An interesting new article in The Hill by my occasional coauthor T. Markus Funk, based on his upcoming Oxford University Comparative Law Forum piece on the subject; an excerpt:
[I]t would be a mistake to accept the invitation to follow the examples of countries like Germany, Switzerland, Mexico, the Netherlands and Austria, which do not outlaw nonviolent prisoner escapes ….
German law exemplifies the logic used to justify this lenient approach. The “urge to be free” is said to be deeply ingrained in human nature, rendering the prisoner acting on the “instinct to escape” insufficiently morally blameworthy to justify additional charges. The number of prior escape attempts, like the inmate’s criminal history, do not factor in….
[But] democratic, rule-of-law-based justice systems, like the prisons that house those unwilling to comply with society’s most basic rules, are purpose-built to protect the public from convicted criminals …. They use punishment to deter undesirable conduct….

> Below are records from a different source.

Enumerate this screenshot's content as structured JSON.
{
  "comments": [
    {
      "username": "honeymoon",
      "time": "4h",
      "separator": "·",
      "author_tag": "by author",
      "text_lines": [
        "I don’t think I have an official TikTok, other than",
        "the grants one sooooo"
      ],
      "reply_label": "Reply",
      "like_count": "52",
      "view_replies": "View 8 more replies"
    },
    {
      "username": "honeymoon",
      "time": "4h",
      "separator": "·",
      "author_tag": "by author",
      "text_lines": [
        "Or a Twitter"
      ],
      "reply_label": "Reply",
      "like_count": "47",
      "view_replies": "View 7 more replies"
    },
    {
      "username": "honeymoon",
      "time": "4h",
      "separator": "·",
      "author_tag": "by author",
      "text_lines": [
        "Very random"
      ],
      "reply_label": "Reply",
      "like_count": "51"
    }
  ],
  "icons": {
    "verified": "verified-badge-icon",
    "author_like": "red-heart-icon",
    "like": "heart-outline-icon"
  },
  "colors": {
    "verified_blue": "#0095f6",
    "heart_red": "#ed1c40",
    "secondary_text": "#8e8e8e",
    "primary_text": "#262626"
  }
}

[Escapees also] pose a significant threat to those assigned to recapture them, as well as to the public more generally. Further, recapturing an escapee — particularly one who has crossed state lines or the U.S. border — also predictably places a significant financial burden on the taxpayer….
There is nothing wrong with taking a more empathetic approach to crime, questioning aspects of our sentencing policy and prison system, and recognizing that human nature can sometimes cause even the best intentioned among us to make bad, sometimes criminal, decisions.
But our system of justice is premised on the expectation that we will conform our conduct to the law’s requirements, even when doing so is anything but easy….